Roughly half of all energy goes so your choice of system can have a large effect on your monthly utility bills. While central air conditioning remains the most frequent way of cooling homes, as many as one third of U.S. houses depended on heating pumps as of 2014. In climate zones, swapping a central air system for a heat pump might help you heat and cool your house reducing your impact on your environment and saving you money.
A central air conditioner is composed of an outside condenser unit and an indoor evaporator coil. The coil fits in or close to the furnace in homes with central heating and also uses the furnace blower to assist distribute cool air. A heat pump also utilizes coil and an outside condenser, which resembles a standard air conditioner condenser. The unit on a heat pump includes a additional and coil, fan heating system intended to operate without borrowing components out of a furnace on its own. This indoor unit generally resembles a gas furnace that is standard.
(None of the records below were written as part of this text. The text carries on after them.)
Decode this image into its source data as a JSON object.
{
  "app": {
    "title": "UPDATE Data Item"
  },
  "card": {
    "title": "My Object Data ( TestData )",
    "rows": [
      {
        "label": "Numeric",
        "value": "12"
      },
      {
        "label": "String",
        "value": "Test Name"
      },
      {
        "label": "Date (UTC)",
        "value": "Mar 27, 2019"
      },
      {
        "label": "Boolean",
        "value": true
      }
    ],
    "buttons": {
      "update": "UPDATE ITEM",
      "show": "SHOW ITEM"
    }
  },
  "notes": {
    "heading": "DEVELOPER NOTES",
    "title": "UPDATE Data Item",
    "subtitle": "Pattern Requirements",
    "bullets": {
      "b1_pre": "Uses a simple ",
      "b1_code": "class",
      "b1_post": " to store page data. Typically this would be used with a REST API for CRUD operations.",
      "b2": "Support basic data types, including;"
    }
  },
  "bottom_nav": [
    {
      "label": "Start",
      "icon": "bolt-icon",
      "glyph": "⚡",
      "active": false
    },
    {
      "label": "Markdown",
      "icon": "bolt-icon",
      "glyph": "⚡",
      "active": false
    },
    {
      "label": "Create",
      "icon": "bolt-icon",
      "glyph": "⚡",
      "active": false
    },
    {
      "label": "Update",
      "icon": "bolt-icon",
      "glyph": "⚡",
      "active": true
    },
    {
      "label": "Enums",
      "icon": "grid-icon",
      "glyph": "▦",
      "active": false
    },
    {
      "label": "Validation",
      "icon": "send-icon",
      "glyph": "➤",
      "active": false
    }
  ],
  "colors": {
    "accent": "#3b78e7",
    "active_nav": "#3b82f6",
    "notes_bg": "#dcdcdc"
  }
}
How They Work
Air conditioners use power to cool the air; they are designed for cooling. They need to be utilised along with separate heating systems, such as furnaces, to control the indoor temperature year-round. Heat pumps, meanwhile, extract heat from the air rather than generating cold or hot air, which makes them considerably more efficient than air conditioners. Heat pumps can serve to a degree , for both heating and cooling, often eliminating the need for a separate heating system.
Central air conditioners and furnaces every rely on networks of fabric, plastic or metal ductwork to distribute air throughout a house. You may use the current duct network to distribute air if your air system changes to a heat pump.
Sizing Your System
Size represents one of the primary considerations in choosing a heating pump. This could leave you with a system that’s too small or too big for your house while you may be tempted to simply buy a heat pump that’s the same size as the existing central air conditioner. As many as 40 percent of contractors admit to deliberately oversizing cooling systems, as stated by the U.S. Department of Energy. An oversize system may boost electricity and maintenance expenses, and may result in problems with relaxation and humidity control. Instead of replacing your system with one employ a builder to size your heating pump utilizing guidance made.
In climate zones, heating pumps represent a more efficient means of cooling the house. Heat pump systems can heat and cool a house for as little as one-fourth the price of operating a conventional heating and cooling system, as stated by the U.S. Department of Energy.
They operate when they need to rely upon a electric heater to maintain homes comfortable while heat pumps are efficient in climate zones. If you live in a region where temperatures regularly fall below freezing, then consider a heating pump as opposed to a unit. If temperatures plummet these systems operate to help heat homes economically and more efficiently.